US20130205630 *Feb 7, 2013Aug 15, 2013Tom AugustineImage display device
US20140259836 *Mar 14, 2014Sep 18, 2014Checkpoint Systems, Inc.Advertisement clip for hard tags
Classifications
U.S. Classification340/686.1, 40/299.01, 340/572.8, 340/568.1
International ClassificationG08B21/00
Cooperative ClassificationE05B73/0052, G09F3/00, G08B13/1445, E05B45/005, E05B73/0017, E05B67/003
European ClassificationE05B73/00B8A, G08B13/14H, G09F3/00, E05B45/00C, E05B67/00B, E05B73/00B
Legal Events
DateCodeEventDescription
Dec 16, 2013ASAssignment
Effective date: 20131209
Free format text: RELEASE BY SECURED PARTY;ASSIGNOR:WELLS FARGO BANK, NATIONAL ASSOCIATION;REEL/FRAME:031825/0545
Owner name: CHECKPOINT SYSTEMS, INC., NEW JERSEY
Dec 12, 2013ASAssignment
Effective date: 20131211
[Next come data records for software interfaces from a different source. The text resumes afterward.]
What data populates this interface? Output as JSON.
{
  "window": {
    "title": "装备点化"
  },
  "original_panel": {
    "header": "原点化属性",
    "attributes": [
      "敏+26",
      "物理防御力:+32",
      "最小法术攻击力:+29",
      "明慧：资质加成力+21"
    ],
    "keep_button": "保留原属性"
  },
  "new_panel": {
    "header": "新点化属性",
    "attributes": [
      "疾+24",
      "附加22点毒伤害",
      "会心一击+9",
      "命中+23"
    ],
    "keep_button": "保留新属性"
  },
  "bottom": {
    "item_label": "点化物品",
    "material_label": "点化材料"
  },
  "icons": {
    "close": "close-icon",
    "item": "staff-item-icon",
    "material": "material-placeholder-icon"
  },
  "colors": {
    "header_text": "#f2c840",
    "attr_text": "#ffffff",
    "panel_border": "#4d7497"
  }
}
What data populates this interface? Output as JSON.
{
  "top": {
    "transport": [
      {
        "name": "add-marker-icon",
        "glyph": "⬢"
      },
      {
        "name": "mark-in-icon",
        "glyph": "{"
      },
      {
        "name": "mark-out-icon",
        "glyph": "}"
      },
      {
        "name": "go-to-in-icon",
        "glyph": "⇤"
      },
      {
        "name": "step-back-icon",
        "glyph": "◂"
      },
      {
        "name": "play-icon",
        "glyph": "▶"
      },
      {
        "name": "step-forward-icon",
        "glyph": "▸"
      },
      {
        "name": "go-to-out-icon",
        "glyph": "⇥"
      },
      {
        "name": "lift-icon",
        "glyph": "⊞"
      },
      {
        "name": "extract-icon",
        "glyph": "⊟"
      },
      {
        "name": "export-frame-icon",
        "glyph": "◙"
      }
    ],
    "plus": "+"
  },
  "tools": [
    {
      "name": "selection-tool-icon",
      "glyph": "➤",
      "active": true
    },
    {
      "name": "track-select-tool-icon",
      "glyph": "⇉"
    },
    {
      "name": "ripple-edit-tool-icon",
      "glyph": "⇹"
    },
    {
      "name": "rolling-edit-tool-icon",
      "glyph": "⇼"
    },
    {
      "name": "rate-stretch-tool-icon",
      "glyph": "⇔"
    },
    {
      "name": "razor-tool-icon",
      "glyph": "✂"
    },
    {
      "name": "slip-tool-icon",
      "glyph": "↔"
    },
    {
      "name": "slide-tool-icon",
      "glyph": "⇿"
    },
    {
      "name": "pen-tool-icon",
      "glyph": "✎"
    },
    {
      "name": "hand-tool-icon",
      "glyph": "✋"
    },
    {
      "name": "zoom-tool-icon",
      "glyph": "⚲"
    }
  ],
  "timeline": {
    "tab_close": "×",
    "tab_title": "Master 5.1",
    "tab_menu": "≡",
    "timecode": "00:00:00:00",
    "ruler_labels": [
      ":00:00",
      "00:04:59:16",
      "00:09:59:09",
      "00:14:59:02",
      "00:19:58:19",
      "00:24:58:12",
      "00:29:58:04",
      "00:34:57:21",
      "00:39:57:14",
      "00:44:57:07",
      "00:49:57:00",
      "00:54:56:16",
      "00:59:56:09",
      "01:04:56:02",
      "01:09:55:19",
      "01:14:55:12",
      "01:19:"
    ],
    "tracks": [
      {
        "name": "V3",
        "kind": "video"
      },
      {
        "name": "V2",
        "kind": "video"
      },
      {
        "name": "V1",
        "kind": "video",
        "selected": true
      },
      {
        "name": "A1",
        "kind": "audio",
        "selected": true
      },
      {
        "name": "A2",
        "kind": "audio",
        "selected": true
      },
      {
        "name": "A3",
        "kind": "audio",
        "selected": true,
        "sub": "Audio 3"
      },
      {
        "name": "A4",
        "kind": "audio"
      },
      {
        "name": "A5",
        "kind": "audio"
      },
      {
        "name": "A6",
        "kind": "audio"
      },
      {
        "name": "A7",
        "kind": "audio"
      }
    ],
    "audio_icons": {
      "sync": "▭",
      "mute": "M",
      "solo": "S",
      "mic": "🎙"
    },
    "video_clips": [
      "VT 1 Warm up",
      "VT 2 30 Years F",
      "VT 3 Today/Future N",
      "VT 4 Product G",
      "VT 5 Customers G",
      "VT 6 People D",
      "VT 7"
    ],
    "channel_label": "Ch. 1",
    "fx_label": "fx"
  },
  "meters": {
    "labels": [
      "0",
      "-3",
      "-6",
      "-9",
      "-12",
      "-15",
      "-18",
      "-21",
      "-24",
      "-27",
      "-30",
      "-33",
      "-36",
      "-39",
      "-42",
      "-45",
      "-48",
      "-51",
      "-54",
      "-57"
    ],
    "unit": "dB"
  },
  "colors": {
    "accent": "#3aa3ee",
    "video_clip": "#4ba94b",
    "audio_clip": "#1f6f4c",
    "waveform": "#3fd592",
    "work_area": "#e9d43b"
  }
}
Free format text: SECURITY AGREEMENT;ASSIGNOR:CHECKPOINT SYSTEMS, INC.;REEL/FRAME:031805/0001
Owner name: BANK OF AMERICA, N.A., PENNSYLVANIA
Aug 2, 2012ASAssignment
Effective date: 20120731
Owner name: WELLS FARGO BANK, NORTH CAROLINA
Free format text: SECURITY AGREEMENT;ASSIGNOR:CHECKPOINT SYSTEMS, INC.;REEL/FRAME:028714/0552
Jan 9, 2012FPAYFee payment
Year of fee payment: 4
Jul 22, 2010ASAssignment
Free format text: TERMINATION OF SECURITY INTEREST IN PATENTS;ASSIGNOR:WELLS FARGO BANK, NATIONAL ASSOCIATION, SUCCESSOR-BY-MERGER TO WACHOVIA BANK, NATIONAL ASSOCIATION, AS ADMINISTRATIVE AGENT;REEL/FRAME:24723/187
Effective date: 20100722
Owner name: CHECKPOINT SYSTEMS, INC.,NEW JERSEY
Owner name: CHECKPOINT SYSTEMS, INC., NEW JERSEY
Free format text: TERMINATION OF SECURITY INTEREST IN PATENTS;ASSIGNOR:WELLS FARGO BANK, NATIONAL ASSOCIATION, SUCCESSOR-BY-MERGER TO WACHOVIA BANK, NATIONAL ASSOCIATION, AS ADMINISTRATIVE AGENT;REEL/FRAME:024723/0187
Feb 23, 2008ASAssignment
Owner name: CHECKPOINT SYSTEMS, INC., NEW JERSEY
Free format text: ASSIGNMENT OF ASSIGNORS INTEREST;ASSIGNOR:ALPHA SECURITY PRODUCTS, INC.;REEL/FRAME:020540/0761
Effective date: 20080211
Owner name: CHECKPOINT SYSTEMS, INC.,NEW JERSEY
Free format text: ASSIGNMENT OF ASSIGNORS INTEREST;ASSIGNOR:ALPHA SECURITY PRODUCTS, INC.;US-ASSIGNMENT DATABASE UPDATED:20100216;REEL/FRAME:20540/761
Free format text: ASSIGNMENT OF ASSIGNORS INTEREST;ASSIGNOR:ALPHA SECURITY PRODUCTS, INC.;US-ASSIGNMENT DATABASE UPDATED:20100225;REEL/FRAME:20540/761
Feb 28, 2006ASAssignment
Owner name: ALPHA SECURITY PRODUCTS, INC., NORTH CAROLINA
Free format text: ASSIGNMENT OF ASSIGNORS INTEREST;ASSIGNORS:MARSILIO, RONALD M.;FAWCETT, CHRISTOPHER J.;REEL/FRAME:017226/0674
Effective date: 20060216